For some, this project represents the future of the Internet. It is believed that for virtual reality (VR), the Metaverse will be what modern smartphones are compared to the first mobile phones in the 1980s - a massive step forward. While today VR is especially synonymous with the video game experience, Mark Zuckerberg's virtual world can be used for anything - work, games, concerts, meetings with friends, cinema visits, and everyday online life.
According to Mark Zuckerberg, who this year alone has invested at least USD 10 million into Metaverse, the existing brand (Facebook) cannot represent everything we do today, let alone in the future, and therefore must change. In Metaverse, people can play, work and communicate in a virtual environment, using mainly VR headsets.
Rebranding does not concern individual platforms (Facebook, Instagram and WhatsApp), but only the parent company that owns them. The change comes after a series of negative information about Facebook published by former employee Frances Haugen. According to her, Facebook prioritises profit over the protection of its users' personal data.
But Mark Zuckerberg argues that the rebranding is not connected to those activities. He is said to have been considering the change since 2012/2014 when he bought WhatsApp and Instagram. He said that now is the right time. So what can surprise us with Metaverse?
The term "metaverse" is not new. It was made famous in 1992 by novelist Neal Stephenson's Snow, where he described a 3D virtual world inhabited by avatars of real people. In his Metaverse, Mark Zuckerberg offers a utopian idea that will unlock a whole new economy of virtual goods and services.

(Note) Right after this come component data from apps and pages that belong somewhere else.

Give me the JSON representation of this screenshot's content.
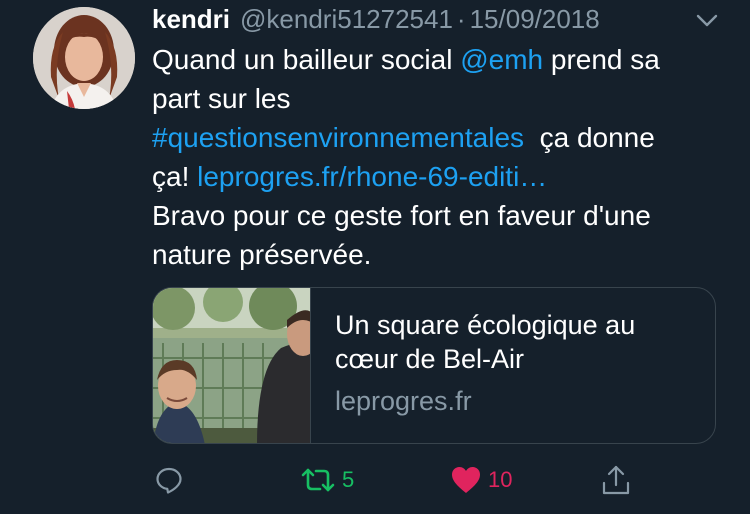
{
  "author": {
    "name": "kendri",
    "handle": "@kendri51272541",
    "separator": "·",
    "date": "15/09/2018",
    "avatar_icon": "profile-photo"
  },
  "tweet": {
    "line1_text": "Quand un bailleur social ",
    "line1_mention": "@emh",
    "line1_rest": " prend sa",
    "line2": "part sur les",
    "hashtag": "#questionsenvironnementales",
    "line3_rest": "  ça donne",
    "line4_text": "ça! ",
    "line4_link": "leprogres.fr/rhone-69-editi…",
    "line5": "Bravo pour ce geste fort en faveur d'une",
    "line6": "nature préservée."
  },
  "card": {
    "title_line1": "Un square écologique au",
    "title_line2": "cœur de Bel-Air",
    "domain": "leprogres.fr"
  },
  "actions": {
    "reply_icon": "reply-icon",
    "retweet_icon": "retweet-icon",
    "retweet_count": "5",
    "like_icon": "heart-icon",
    "like_count": "10",
    "share_icon": "share-icon"
  },
  "colors": {
    "background": "#15202b",
    "link": "#1da1f2",
    "muted": "#8899a6",
    "retweet": "#17bf63",
    "like": "#e0245e",
    "border": "#38444d"
  }
}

Mark believes that in the next decade, people will spend most of their time in the immersive 3D version of the Internet. He is pushing developers' teams to create technology that would one day enable us to appear in virtual space as a full-body avatar, or to appear as a hologram in the real living room of our friends who live hundreds of kilometres away.
An important role in Metaverse will also be played by crypto-technologies (NFTs, smart contracts, etc.). This gives us at least a partial answer to the question as to whether people in the Metaverse will be able to own, trade, and sell something.
The hum of augmented reality and future digital worlds appears every few years, then slowly disappears. However, there is huge excitement among wealthy investors and large technology companies because for the first time, the necessary technology is almost within reach.
Facebook has made building Metaverse one of its top priorities. It has made major investments in virtual reality through its Oculus headset. It also creates VR applications for social gatherings and business meetings, including real world interactions.
Facebook is aiming to build Metaverse gradually. It knows that this future virtual world will not be built overnight, and that one company is not enough. That's why Facebook recently invested USD 50 million into funding non-profits to make Metaverse responsibly. For the idea of a functioning Metaverse world to become reality, it will take at least 10 to 15 years.
Sources: theverge.com, bbc.com, about.fb.com